Task requirements →
List all the lines in these records that hold "title".

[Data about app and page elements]
···
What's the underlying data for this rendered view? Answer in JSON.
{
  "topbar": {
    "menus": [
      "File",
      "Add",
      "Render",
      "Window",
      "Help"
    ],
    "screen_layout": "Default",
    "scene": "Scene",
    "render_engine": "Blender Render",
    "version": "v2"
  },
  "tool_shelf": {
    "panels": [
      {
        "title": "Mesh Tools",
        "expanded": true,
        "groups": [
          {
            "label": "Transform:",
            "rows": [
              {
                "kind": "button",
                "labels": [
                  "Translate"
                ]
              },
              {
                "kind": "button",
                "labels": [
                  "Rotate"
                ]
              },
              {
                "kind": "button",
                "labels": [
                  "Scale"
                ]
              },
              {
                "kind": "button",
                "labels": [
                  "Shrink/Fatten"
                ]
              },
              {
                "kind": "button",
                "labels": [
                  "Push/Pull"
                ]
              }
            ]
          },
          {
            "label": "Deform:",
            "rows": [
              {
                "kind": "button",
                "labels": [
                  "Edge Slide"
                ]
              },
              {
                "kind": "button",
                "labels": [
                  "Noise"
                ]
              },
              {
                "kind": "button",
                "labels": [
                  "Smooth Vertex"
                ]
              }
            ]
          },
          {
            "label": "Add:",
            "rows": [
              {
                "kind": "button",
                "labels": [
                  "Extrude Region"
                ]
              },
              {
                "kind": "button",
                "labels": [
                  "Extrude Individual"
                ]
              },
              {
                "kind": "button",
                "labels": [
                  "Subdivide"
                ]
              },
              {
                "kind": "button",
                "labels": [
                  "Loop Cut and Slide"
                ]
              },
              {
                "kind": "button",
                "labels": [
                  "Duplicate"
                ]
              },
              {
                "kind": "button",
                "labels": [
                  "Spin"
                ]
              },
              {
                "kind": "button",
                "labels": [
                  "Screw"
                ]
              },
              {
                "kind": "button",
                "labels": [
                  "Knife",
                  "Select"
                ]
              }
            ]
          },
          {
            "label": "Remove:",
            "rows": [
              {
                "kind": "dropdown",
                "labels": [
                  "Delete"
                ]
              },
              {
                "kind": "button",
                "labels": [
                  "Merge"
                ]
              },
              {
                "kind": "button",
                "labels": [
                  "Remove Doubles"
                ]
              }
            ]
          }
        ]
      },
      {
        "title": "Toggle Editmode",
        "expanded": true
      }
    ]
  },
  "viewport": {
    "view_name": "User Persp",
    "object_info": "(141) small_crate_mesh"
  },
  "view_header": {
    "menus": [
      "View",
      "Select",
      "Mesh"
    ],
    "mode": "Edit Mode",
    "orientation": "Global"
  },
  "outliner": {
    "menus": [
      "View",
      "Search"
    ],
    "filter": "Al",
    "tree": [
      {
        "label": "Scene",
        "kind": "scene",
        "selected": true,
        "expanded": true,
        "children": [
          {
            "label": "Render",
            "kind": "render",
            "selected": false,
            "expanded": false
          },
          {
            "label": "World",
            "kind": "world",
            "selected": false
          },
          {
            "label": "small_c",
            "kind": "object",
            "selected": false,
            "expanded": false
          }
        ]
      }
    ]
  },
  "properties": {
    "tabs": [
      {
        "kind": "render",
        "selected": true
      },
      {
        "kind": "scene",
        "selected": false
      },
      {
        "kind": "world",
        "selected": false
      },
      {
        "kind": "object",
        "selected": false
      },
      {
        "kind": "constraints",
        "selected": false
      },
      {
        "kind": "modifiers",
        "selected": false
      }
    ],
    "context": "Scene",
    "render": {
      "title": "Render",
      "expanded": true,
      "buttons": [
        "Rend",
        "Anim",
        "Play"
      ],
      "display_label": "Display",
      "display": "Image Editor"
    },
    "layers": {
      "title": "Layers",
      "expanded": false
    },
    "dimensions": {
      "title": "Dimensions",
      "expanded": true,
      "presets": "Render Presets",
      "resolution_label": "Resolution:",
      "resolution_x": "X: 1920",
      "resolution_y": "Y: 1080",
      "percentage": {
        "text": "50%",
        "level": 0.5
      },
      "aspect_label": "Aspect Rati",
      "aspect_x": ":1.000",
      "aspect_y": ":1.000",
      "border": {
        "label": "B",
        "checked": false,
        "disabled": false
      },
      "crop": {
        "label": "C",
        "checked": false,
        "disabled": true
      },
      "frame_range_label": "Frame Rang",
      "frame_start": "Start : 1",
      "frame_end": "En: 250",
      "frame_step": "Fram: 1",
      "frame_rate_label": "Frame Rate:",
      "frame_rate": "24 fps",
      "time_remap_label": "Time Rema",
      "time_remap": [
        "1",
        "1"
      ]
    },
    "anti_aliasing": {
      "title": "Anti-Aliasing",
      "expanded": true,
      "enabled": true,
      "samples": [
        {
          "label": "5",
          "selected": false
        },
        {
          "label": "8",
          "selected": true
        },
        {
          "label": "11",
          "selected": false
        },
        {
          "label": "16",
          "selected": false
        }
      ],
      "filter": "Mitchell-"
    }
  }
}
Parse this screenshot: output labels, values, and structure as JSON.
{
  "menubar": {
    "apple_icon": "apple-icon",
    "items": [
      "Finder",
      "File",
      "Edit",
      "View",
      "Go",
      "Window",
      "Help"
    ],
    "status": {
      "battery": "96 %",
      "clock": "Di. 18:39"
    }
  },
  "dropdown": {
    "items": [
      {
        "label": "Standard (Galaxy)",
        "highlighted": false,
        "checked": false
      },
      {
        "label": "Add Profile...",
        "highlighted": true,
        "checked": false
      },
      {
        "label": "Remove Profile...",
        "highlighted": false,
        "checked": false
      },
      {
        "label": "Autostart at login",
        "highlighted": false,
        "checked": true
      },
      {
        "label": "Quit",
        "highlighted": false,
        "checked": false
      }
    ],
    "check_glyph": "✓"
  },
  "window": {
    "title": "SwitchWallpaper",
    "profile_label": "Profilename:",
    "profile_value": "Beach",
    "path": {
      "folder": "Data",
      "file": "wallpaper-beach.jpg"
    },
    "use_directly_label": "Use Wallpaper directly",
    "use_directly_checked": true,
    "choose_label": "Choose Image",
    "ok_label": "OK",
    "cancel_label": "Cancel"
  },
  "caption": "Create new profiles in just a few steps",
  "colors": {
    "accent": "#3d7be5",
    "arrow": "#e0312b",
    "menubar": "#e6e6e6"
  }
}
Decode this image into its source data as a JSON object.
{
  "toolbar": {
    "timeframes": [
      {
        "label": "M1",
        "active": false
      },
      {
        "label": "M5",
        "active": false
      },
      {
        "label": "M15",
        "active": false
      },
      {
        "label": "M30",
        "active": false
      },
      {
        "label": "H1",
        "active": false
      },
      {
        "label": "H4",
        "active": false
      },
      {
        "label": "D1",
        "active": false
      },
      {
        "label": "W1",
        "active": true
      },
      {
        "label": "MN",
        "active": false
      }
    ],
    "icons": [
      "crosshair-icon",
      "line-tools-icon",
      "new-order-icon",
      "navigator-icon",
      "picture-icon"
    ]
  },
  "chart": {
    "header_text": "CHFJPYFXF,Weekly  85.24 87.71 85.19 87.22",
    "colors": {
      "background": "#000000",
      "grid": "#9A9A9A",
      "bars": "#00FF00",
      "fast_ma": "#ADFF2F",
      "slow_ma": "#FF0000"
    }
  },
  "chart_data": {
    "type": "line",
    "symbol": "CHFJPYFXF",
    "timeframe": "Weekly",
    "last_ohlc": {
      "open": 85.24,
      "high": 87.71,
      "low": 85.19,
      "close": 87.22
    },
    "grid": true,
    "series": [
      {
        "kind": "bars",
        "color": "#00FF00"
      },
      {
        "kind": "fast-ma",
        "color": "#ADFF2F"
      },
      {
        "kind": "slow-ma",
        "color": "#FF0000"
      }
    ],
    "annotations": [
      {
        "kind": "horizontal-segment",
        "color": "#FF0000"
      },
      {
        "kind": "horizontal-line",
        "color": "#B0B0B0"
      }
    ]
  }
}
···
Answer section →
        "title": "Mesh Tools",
        "title": "Toggle Editmode",
      "title": "Render",
      "title": "Layers",
      "title": "Dimensions",
      "title": "Anti-Aliasing",
    "title": "SwitchWallpaper",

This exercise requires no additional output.